Sélectionner

Prices of beans continued to increase sharply in May, while those of maize generally decreased

10/06/2020
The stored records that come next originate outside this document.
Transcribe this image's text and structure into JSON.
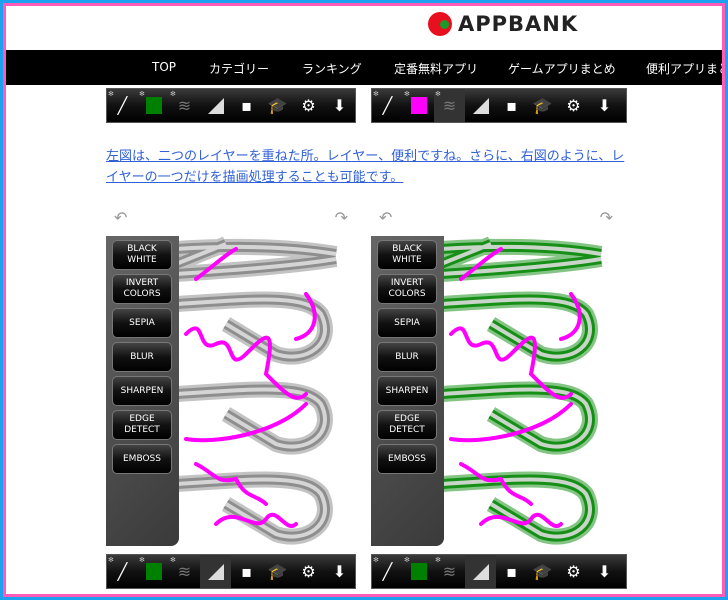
{
  "header": {
    "logo_text": "APPBANK"
  },
  "nav": {
    "items": [
      "TOP",
      "カテゴリー",
      "ランキング",
      "定番無料アプリ",
      "ゲームアプリまとめ",
      "便利アプリまとめ"
    ]
  },
  "toolbar_top_left": {
    "color": "#008000",
    "icons": [
      "gear-icon",
      "brush-icon",
      "color-swatch",
      "layers-icon",
      "shape-icon",
      "save-icon",
      "education-icon",
      "settings-icon",
      "download-icon"
    ]
  },
  "toolbar_top_right": {
    "color": "#ff00ff"
  },
  "toolbar_bottom_left": {
    "color": "#008000"
  },
  "toolbar_bottom_right": {
    "color": "#008000"
  },
  "paragraph": "左図は、二つのレイヤーを重ねた所。レイヤー、便利ですね。さらに、右図のように、レイヤーの一つだけを描画処理することも可能です。",
  "filters": [
    "BLACK\nWHITE",
    "INVERT\nCOLORS",
    "SEPIA",
    "BLUR",
    "SHARPEN",
    "EDGE\nDETECT",
    "EMBOSS"
  ],
  "canvas_left": {
    "stroke_color": "#888888",
    "ink_color": "#ff00ff"
  },
  "canvas_right": {
    "stroke_color": "#0a8a0a",
    "ink_color": "#ff00ff"
  }
}
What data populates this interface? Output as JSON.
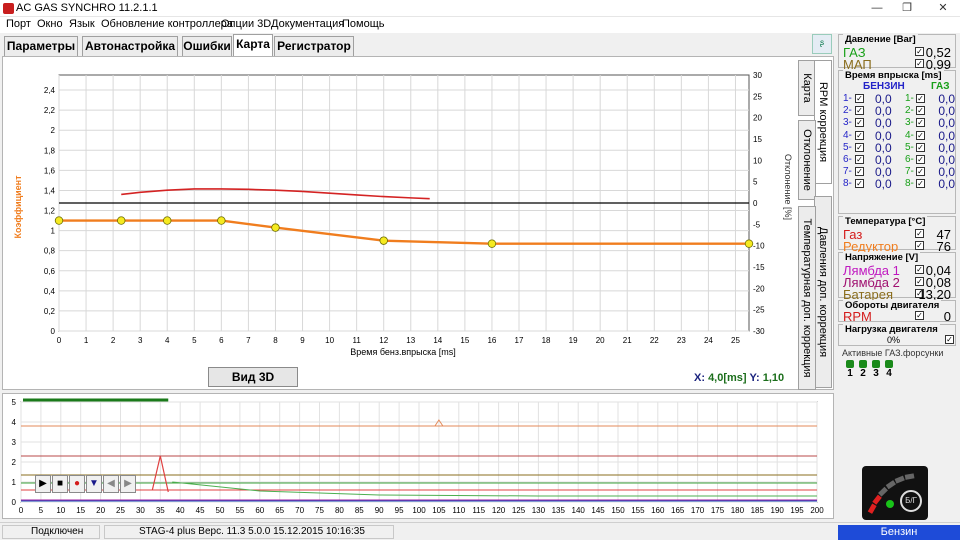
{
  "window": {
    "title": "AC GAS SYNCHRO  11.2.1.1",
    "minimize": "—",
    "maximize": "❐",
    "close": "✕"
  },
  "menu": [
    "Порт",
    "Окно",
    "Язык",
    "Обновление контроллера",
    "Опции 3D",
    "Документация",
    "Помощь"
  ],
  "tabs": [
    "Параметры",
    "Автонастройка",
    "Ошибки",
    "Карта",
    "Регистратор"
  ],
  "active_tab": "Карта",
  "side_tabs": [
    "Карта",
    "RPM коррекция",
    "Отклонение",
    "Давления доп. коррекция",
    "Температурная доп. коррекция"
  ],
  "chart_data": {
    "type": "line",
    "xlabel": "Время бенз.впрыска [ms]",
    "ylabel_left": "Коэффициент",
    "ylabel_right": "Отклонение [%]",
    "xlim": [
      0,
      25.5
    ],
    "ylim_left": [
      0,
      2.55
    ],
    "ylim_right": [
      -30,
      30
    ],
    "x_ticks": [
      0,
      1,
      2,
      3,
      4,
      5,
      6,
      7,
      8,
      9,
      10,
      11,
      12,
      13,
      14,
      15,
      16,
      17,
      18,
      19,
      20,
      21,
      22,
      23,
      24,
      25
    ],
    "y_ticks_left": [
      "0",
      "0,2",
      "0,4",
      "0,6",
      "0,8",
      "1",
      "1,2",
      "1,4",
      "1,6",
      "1,8",
      "2",
      "2,2",
      "2,4"
    ],
    "y_ticks_right": [
      30,
      25,
      20,
      15,
      10,
      5,
      0,
      -5,
      -10,
      -15,
      -20,
      -25,
      -30
    ],
    "series": [
      {
        "name": "Коэффициент",
        "color": "#f07d1e",
        "x": [
          0,
          2.3,
          4,
          6,
          8,
          12,
          16,
          25.5
        ],
        "y": [
          1.1,
          1.1,
          1.1,
          1.1,
          1.03,
          0.9,
          0.87,
          0.87
        ],
        "points": [
          0,
          2.3,
          4,
          6,
          8,
          12,
          16,
          25.5
        ]
      },
      {
        "name": "Отклонение",
        "color": "#d42323",
        "x": [
          2.3,
          3,
          4,
          5,
          6,
          7,
          8,
          9,
          10,
          11,
          12,
          13,
          13.7
        ],
        "y": [
          2,
          2.5,
          3,
          3.3,
          3.3,
          3.2,
          3,
          2.7,
          2.3,
          1.9,
          1.5,
          1.2,
          1.0
        ]
      }
    ]
  },
  "readout": {
    "x_label": "X:",
    "x_value": "4,0[ms]",
    "y_label": "Y:",
    "y_value": "1,10"
  },
  "view_3d": "Вид 3D",
  "osc": {
    "y_ticks": [
      "0",
      "1",
      "2",
      "3",
      "4",
      "5"
    ],
    "x_ticks": [
      0,
      5,
      10,
      15,
      20,
      25,
      30,
      35,
      40,
      45,
      50,
      55,
      60,
      65,
      70,
      75,
      80,
      85,
      90,
      95,
      100,
      105,
      110,
      115,
      120,
      125,
      130,
      135,
      140,
      145,
      150,
      155,
      160,
      165,
      170,
      175,
      180,
      185,
      190,
      195,
      200
    ]
  },
  "right_panel": {
    "pressure": {
      "title": "Давление [Bar]",
      "gas_label": "ГАЗ",
      "gas_value": "0,52",
      "map_label": "МАП",
      "map_value": "0,99"
    },
    "injection": {
      "title": "Время впрыска [ms]",
      "petrol_header": "БЕНЗИН",
      "gas_header": "ГАЗ",
      "rows": [
        {
          "n": "1",
          "petrol": "0,0",
          "gas": "0,0"
        },
        {
          "n": "2",
          "petrol": "0,0",
          "gas": "0,0"
        },
        {
          "n": "3",
          "petrol": "0,0",
          "gas": "0,0"
        },
        {
          "n": "4",
          "petrol": "0,0",
          "gas": "0,0"
        },
        {
          "n": "5",
          "petrol": "0,0",
          "gas": "0,0"
        },
        {
          "n": "6",
          "petrol": "0,0",
          "gas": "0,0"
        },
        {
          "n": "7",
          "petrol": "0,0",
          "gas": "0,0"
        },
        {
          "n": "8",
          "petrol": "0,0",
          "gas": "0,0"
        }
      ]
    },
    "temperature": {
      "title": "Температура [°C]",
      "gas_label": "Газ",
      "gas_value": "47",
      "reducer_label": "Редуктор",
      "reducer_value": "76"
    },
    "voltage": {
      "title": "Напряжение [V]",
      "lambda1_label": "Лямбда 1",
      "lambda1_value": "0,04",
      "lambda2_label": "Лямбда 2",
      "lambda2_value": "0,08",
      "battery_label": "Батарея",
      "battery_value": "13,20"
    },
    "rpm": {
      "title": "Обороты двигателя",
      "label": "RPM",
      "value": "0"
    },
    "load": {
      "title": "Нагрузка двигателя",
      "value": "0%"
    },
    "injectors": {
      "title": "Активные ГАЗ.форсунки",
      "numbers": [
        "1",
        "2",
        "3",
        "4"
      ]
    },
    "fuel_mode": "Бензин",
    "fuel_switch": "Б/Г"
  },
  "status": {
    "connection": "Подключен",
    "device": "STAG-4 plus  Верс. 11.3  5.0.0    15.12.2015 10:16:35"
  },
  "colors": {
    "petrol_num": "#2424c8",
    "gas_num": "#18a018",
    "battery": "#8a6d1d",
    "lambda": "#c018c0",
    "red_label": "#d41c1c",
    "orange_label": "#f07d1e"
  }
}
In most countries of the subregion, prices of maize decreased in May following a return to normal market conditions, after the price spikes in the past two months, triggered by disruptions due to the COVID-19 pandemic. The notable exception was Nicaragua, where prices continued to increase and were more than 15 percent higher than a year earlier amid tighter domestic availabilities. In El Salvador, prices decreased in May and were below their year-earlier levels. On 13 May 2020, the Government received the remaining 17 000 tonnes of maize of the 50 000 tonnes purchased in late March to boost food reserves amid the pandemic (FPMA Food Policies). In Honduras, despite a decline in May, prices of maize remained higher year on year due to the reduced 2019 output. In Guatemala, prices held relatively steady for the second consecutive month in May, mainly as a result of imports from Mexico. In Mexico, the ongoing 2020 minor season harvest and a slight appreciation of the country’s currency exerted downward pressure on prices, which eased after the sharp increases in the past two months. However, prices were higher year on year on account of an expected reduced output and the sharp depreciation of the currency in the past months. Regarding beans, prices continued to increase in May albeit to a lesser extent than in the past months and remained at levels well above those a year earlier. In Guatemala, prices of black beans increased sharply for the third consecutive month and reached near-record levels due to low seasonal availabilities compounded by sustained demand triggered by the pandemic. Prices of black beans followed similar trends in Mexico, with a significant reduction in the 2019 main season output and strong prices in the international market sustaining the high level of prices. Prices of red beans continued to surge in El Salvador despite adequate market supplies and were some 40 percent higher than in May last year, underpinned by slow farmer selling and higher import costs. In Nicaragua, prices of red beans also continued to increase sharply in May mainly due to strong demand for export and were more than 60 percent higher year on year. By contrast, in Honduras, prices of red beans levelled off, after the surges in April, due to a return to normal market conditions and adequate supplies from the third season harvest. However, prices were nearly 60 percent above those a year earlier. In the Caribbean, prices of maize meal and black beans in Haiti continued to rise in April due to seasonal pressure compounded by concerns over the impact of the poor precipitation on the 2020 first season plantings. The application of restrictive measures and trade disruptions amid the COVID-19 pandemic also supported the increase in prices. A more stable currency and larger imports in the first quarter of 2020 contributed to keep prices of mostly imported rice relatively stable in most markets, although they remained above their year-earlier levels. In the Dominican Republic, prices of black beans also increased further in May, supported by the slight yearly decrease in market availabilities during the first four months of the year.